This is one of those games that my fellow staff writers on Platform Nation may call me crazy for scoring a perfect 10, but until you play it, you cannot understand its brilliance. I’ve converted gamers of all kinds to the Meat Boy movement, and I encourage you to join the army as well. I honestly cannot think of anything bad to say about the game. There is a single boss near the end that displayed one or two ‘cheap’ tricks which are the only ones found in the entire game, but other than that this is gaming perfection. Though you may want to save some money for an extra controller as the game can be extremely difficult at times, but you’ll love every excruciating second of it. I could literally spend another few paragraphs talking about the many wonderful elements to this game, but the review format we use here doesn’t allow me to do such praise.
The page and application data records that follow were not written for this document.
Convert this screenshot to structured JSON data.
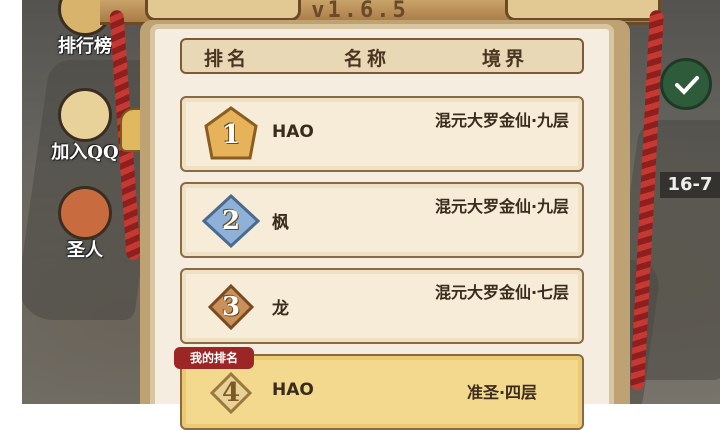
{
  "version": "v1.6.5",
  "side_menu": [
    {
      "label": "排行榜",
      "icon": "trophy-icon"
    },
    {
      "label": "加入QQ",
      "icon": "penguin-icon"
    },
    {
      "label": "圣人",
      "icon": "gift-icon"
    }
  ],
  "right_hud": {
    "level": "16-7",
    "icon": "check-icon"
  },
  "table": {
    "headers": [
      "排名",
      "名称",
      "境界"
    ],
    "rows": [
      {
        "rank": "1",
        "name": "HAO",
        "realm": "混元大罗金仙·九层",
        "medal_color": "#e6b25a"
      },
      {
        "rank": "2",
        "name": "枫",
        "realm": "混元大罗金仙·九层",
        "medal_color": "#8fb1d8"
      },
      {
        "rank": "3",
        "name": "龙",
        "realm": "混元大罗金仙·七层",
        "medal_color": "#c9905a"
      }
    ],
    "my_rank_label": "我的排名",
    "my_rank": {
      "rank": "4",
      "name": "HAO",
      "realm": "准圣·四层"
    }
  }
}
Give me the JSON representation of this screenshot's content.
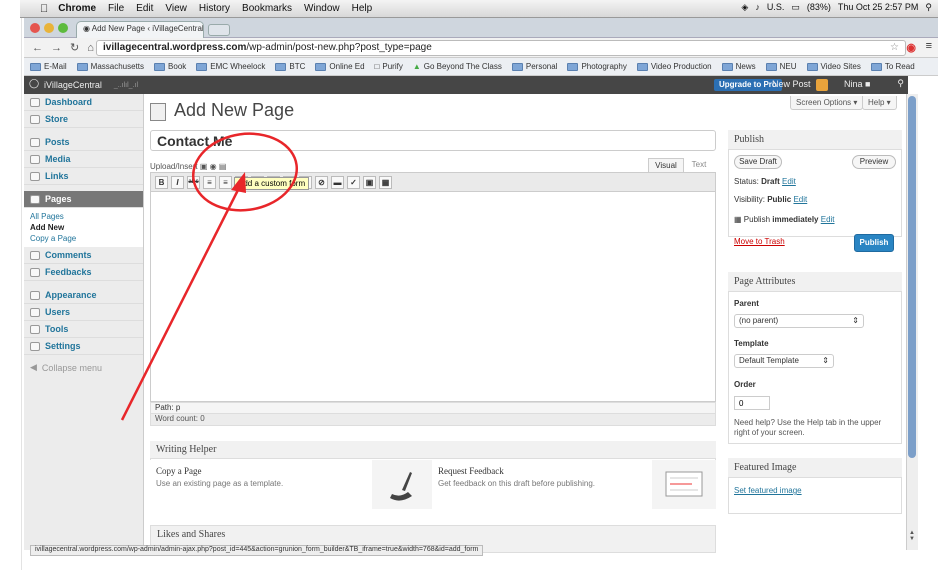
{
  "menubar": {
    "app": "Chrome",
    "items": [
      "File",
      "Edit",
      "View",
      "History",
      "Bookmarks",
      "Window",
      "Help"
    ],
    "battery": "(83%)",
    "input_lang": "U.S.",
    "clock": "Thu Oct 25  2:57 PM"
  },
  "browser": {
    "tab_title": "Add New Page ‹ iVillageCentral ×",
    "url_host": "ivillagecentral.wordpress.com",
    "url_path": "/wp-admin/post-new.php?post_type=page"
  },
  "bookmarks": [
    "E-Mail",
    "Massachusetts",
    "Book",
    "EMC Wheelock",
    "BTC",
    "Online Ed",
    "Purify",
    "Go Beyond The Class",
    "Personal",
    "Photography",
    "Video Production",
    "News",
    "NEU",
    "Video Sites",
    "To Read"
  ],
  "adminbar": {
    "site": "iVillageCentral",
    "upgrade": "Upgrade to Pro",
    "new_post": "New Post",
    "user": "Nina"
  },
  "sidebar": {
    "items_top": [
      "Dashboard",
      "Store"
    ],
    "items_mid": [
      "Posts",
      "Media",
      "Links"
    ],
    "active": "Pages",
    "subitems": [
      "All Pages",
      "Add New",
      "Copy a Page"
    ],
    "items_bot": [
      "Comments",
      "Feedbacks"
    ],
    "items_bot2": [
      "Appearance",
      "Users",
      "Tools",
      "Settings"
    ],
    "collapse": "Collapse menu"
  },
  "main": {
    "title": "Add New Page",
    "screen_options": "Screen Options ▾",
    "help": "Help ▾",
    "title_value": "Contact Me",
    "upload_label": "Upload/Insert",
    "tab_visual": "Visual",
    "tab_text": "Text",
    "tooltip": "Add a custom form",
    "path": "Path: p",
    "word_count": "Word count: 0"
  },
  "writing_helper": {
    "heading": "Writing Helper",
    "copy_title": "Copy a Page",
    "copy_desc": "Use an existing page as a template.",
    "feed_title": "Request Feedback",
    "feed_desc": "Get feedback on this draft before publishing."
  },
  "likes": {
    "heading": "Likes and Shares"
  },
  "publish": {
    "heading": "Publish",
    "save_draft": "Save Draft",
    "preview": "Preview",
    "status_label": "Status: ",
    "status_value": "Draft",
    "visibility_label": "Visibility: ",
    "visibility_value": "Public",
    "publish_label": "Publish ",
    "publish_value": "immediately",
    "edit": "Edit",
    "trash": "Move to Trash",
    "publish_btn": "Publish"
  },
  "attributes": {
    "heading": "Page Attributes",
    "parent_label": "Parent",
    "parent_value": "(no parent)",
    "template_label": "Template",
    "template_value": "Default Template",
    "order_label": "Order",
    "order_value": "0",
    "help": "Need help? Use the Help tab in the upper right of your screen."
  },
  "featured": {
    "heading": "Featured Image",
    "link": "Set featured image"
  },
  "status_url": "ivillagecentral.wordpress.com/wp-admin/admin-ajax.php?post_id=445&action=grunion_form_builder&TB_iframe=true&width=768&id=add_form",
  "colors": {
    "annotation": "#e8262a",
    "admin_bar": "#464646",
    "link": "#21759b",
    "publish_btn": "#2a85c3"
  }
}
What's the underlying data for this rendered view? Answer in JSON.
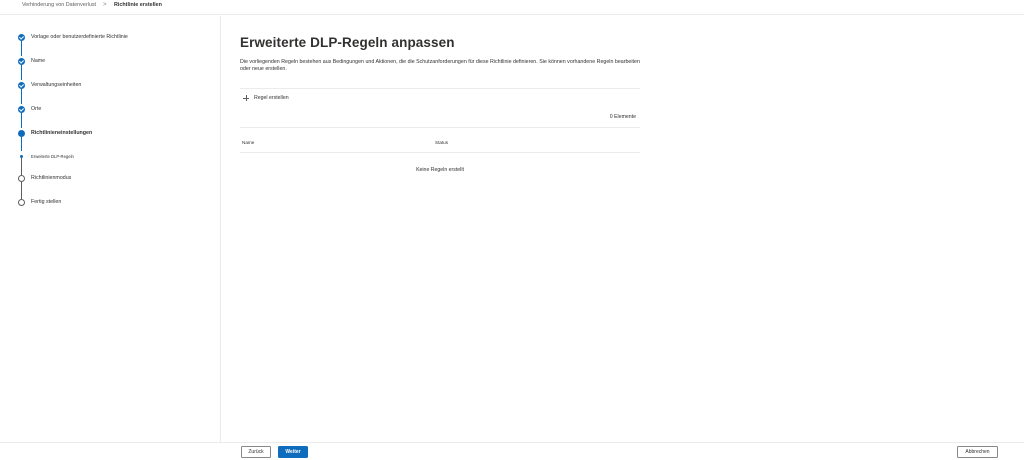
{
  "breadcrumb": {
    "parent": "Verhinderung von Datenverlust",
    "separator": ">",
    "current": "Richtlinie erstellen"
  },
  "steps": [
    {
      "label": "Vorlage oder benutzerdefinierte Richtlinie",
      "state": "done"
    },
    {
      "label": "Name",
      "state": "done"
    },
    {
      "label": "Verwaltungseinheiten",
      "state": "done"
    },
    {
      "label": "Orte",
      "state": "done"
    },
    {
      "label": "Richtlinieneinstellungen",
      "state": "current"
    },
    {
      "label": "Erweiterte DLP-Regeln",
      "state": "current-substep"
    },
    {
      "label": "Richtlinienmodus",
      "state": "pending"
    },
    {
      "label": "Fertig stellen",
      "state": "pending"
    }
  ],
  "main": {
    "title": "Erweiterte DLP-Regeln anpassen",
    "description": "Die vorliegenden Regeln bestehen aus Bedingungen und Aktionen, die die Schutzanforderungen für diese Richtlinie definieren. Sie können vorhandene Regeln bearbeiten oder neue erstellen.",
    "create_rule_label": "Regel erstellen",
    "item_count": "0 Elemente",
    "columns": {
      "name": "Name",
      "status": "Status"
    },
    "empty_message": "Keine Regeln erstellt"
  },
  "footer": {
    "back_label": "Zurück",
    "next_label": "Weiter",
    "cancel_label": "Abbrechen"
  },
  "colors": {
    "accent": "#0f6cbd",
    "text": "#323130",
    "divider": "#edebe9"
  }
}
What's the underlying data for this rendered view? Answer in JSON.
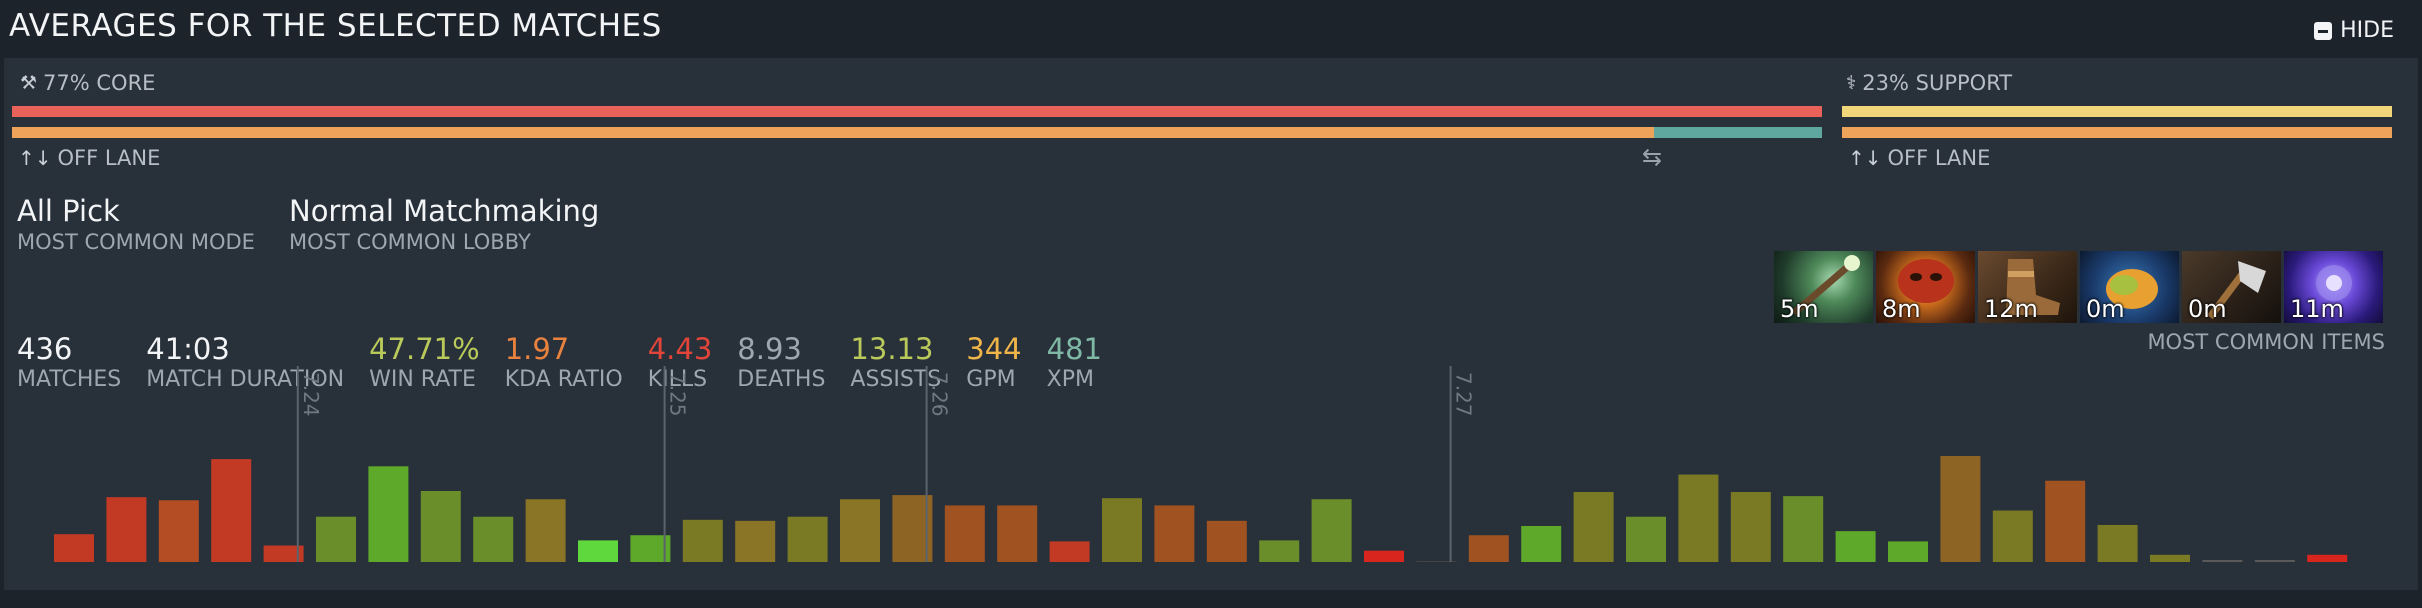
{
  "header": {
    "title": "AVERAGES FOR THE SELECTED MATCHES",
    "hide_label": "HIDE"
  },
  "roles": {
    "core": {
      "label": "77% CORE",
      "percent": 77,
      "lane": "OFF LANE",
      "color": "#e8625a",
      "lane_bar": {
        "primary_fraction": 0.907,
        "primary_color": "#eea35a",
        "secondary_color": "#5fa8a0"
      }
    },
    "support": {
      "label": "23% SUPPORT",
      "percent": 23,
      "lane": "OFF LANE",
      "color": "#f2d77a",
      "lane_bar": {
        "primary_fraction": 1.0,
        "primary_color": "#eea35a"
      }
    }
  },
  "mode": {
    "value": "All Pick",
    "label": "MOST COMMON MODE"
  },
  "lobby": {
    "value": "Normal Matchmaking",
    "label": "MOST COMMON LOBBY"
  },
  "stats": [
    {
      "value": "436",
      "label": "MATCHES",
      "color": "#f2f4f6"
    },
    {
      "value": "41:03",
      "label": "MATCH DURATION",
      "color": "#f2f4f6"
    },
    {
      "value": "47.71%",
      "label": "WIN RATE",
      "color": "#b9c95a"
    },
    {
      "value": "1.97",
      "label": "KDA RATIO",
      "color": "#e8823e"
    },
    {
      "value": "4.43",
      "label": "KILLS",
      "color": "#e2443a"
    },
    {
      "value": "8.93",
      "label": "DEATHS",
      "color": "#9ea6af"
    },
    {
      "value": "13.13",
      "label": "ASSISTS",
      "color": "#b9c95a"
    },
    {
      "value": "344",
      "label": "GPM",
      "color": "#f0b548"
    },
    {
      "value": "481",
      "label": "XPM",
      "color": "#7fb8a4"
    }
  ],
  "items": {
    "label": "MOST COMMON ITEMS",
    "list": [
      {
        "icon": "magic-wand-item-icon",
        "time": "5m"
      },
      {
        "icon": "mask-item-icon",
        "time": "8m"
      },
      {
        "icon": "boots-item-icon",
        "time": "12m"
      },
      {
        "icon": "mango-item-icon",
        "time": "0m"
      },
      {
        "icon": "quelling-blade-item-icon",
        "time": "0m"
      },
      {
        "icon": "aether-lens-item-icon",
        "time": "11m"
      }
    ]
  },
  "chart_data": {
    "type": "bar",
    "values": [
      27,
      63,
      60,
      100,
      16,
      44,
      93,
      69,
      44,
      61,
      21,
      26,
      41,
      40,
      44,
      61,
      65,
      55,
      55,
      20,
      62,
      55,
      40,
      21,
      61,
      11,
      0,
      26,
      35,
      68,
      44,
      85,
      68,
      64,
      30,
      20,
      103,
      50,
      79,
      36,
      7,
      1,
      1,
      7
    ],
    "colors": [
      "#c23a24",
      "#c23a24",
      "#b44d24",
      "#c23a24",
      "#c23a24",
      "#6a8e2a",
      "#5ea82a",
      "#6a8e2a",
      "#6a8e2a",
      "#8a7426",
      "#5fd83e",
      "#5ea82a",
      "#7a7a24",
      "#8a7426",
      "#7a7a24",
      "#8a7426",
      "#8e6424",
      "#a05220",
      "#a05220",
      "#c23a24",
      "#7a7a24",
      "#a05220",
      "#a05220",
      "#6a8e2a",
      "#6a8e2a",
      "#d8261e",
      "#444444",
      "#a05220",
      "#5ea82a",
      "#7a7a24",
      "#6a8e2a",
      "#7a7a24",
      "#7a7a24",
      "#6a8e2a",
      "#5ea82a",
      "#5ea82a",
      "#8e6424",
      "#7a7a24",
      "#a05220",
      "#7a7a24",
      "#7a7a24",
      "#5a5a5a",
      "#5a5a5a",
      "#d8261e"
    ],
    "patches": [
      {
        "label": "7.24",
        "after_bar": 4
      },
      {
        "label": "7.25",
        "after_bar": 11
      },
      {
        "label": "7.26",
        "after_bar": 16
      },
      {
        "label": "7.27",
        "after_bar": 26
      }
    ]
  }
}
Be warned though, it is hard. That may terms some people off – but it’s all part of the point, and the charm behind SMB.
My Final Say:
Since the game was essentially made by two people (Edmund McMillen and Johnathan McEntee), there’s the benefit of getting a truly great product with a lot of personal attention and care that went into it. There is so much value to be had in this download that I would recommend it to everyone. The gaming references that are scattered about are almost worth the price of admission alone. If you’ve played any recent indy games on the iPhone especially, you’ll find lots of cool hidden gems strewn about from unlockable characters to special stages. If there’s a word I could choose to describe Super Meat Boy (other than: perfect, brilliant, fun-tastic, masterpiece…) it would be: Charming. From the opening main menu, the art-style, the catchy and amazing soundtrack, to the Avatar awards you can unlock, it’s all pure charm. You will be in love with the game, the character, and the idea of Super Meat Boy. There’s a marketing jackpot to be had here. If I am to leave any lasting impression on you for this title, I hope it’s that of a special sort of excitement that comes from gaming that only comes once and awhile. This is a true gem, and while its an indy downloadable game, it may very well end up being my 2010 Game of the Year. Buy it now.
But first, check out this 90’s styled commercial for the game here.
+ Perfect controls
+ Perfect level design
+ Tons of value (both presently and future)
+ Incredibly addicting
+ Fast, fun, and simple
– High difficulty may turn some off, though it’s part of the charm of the game
Final Score: 10/10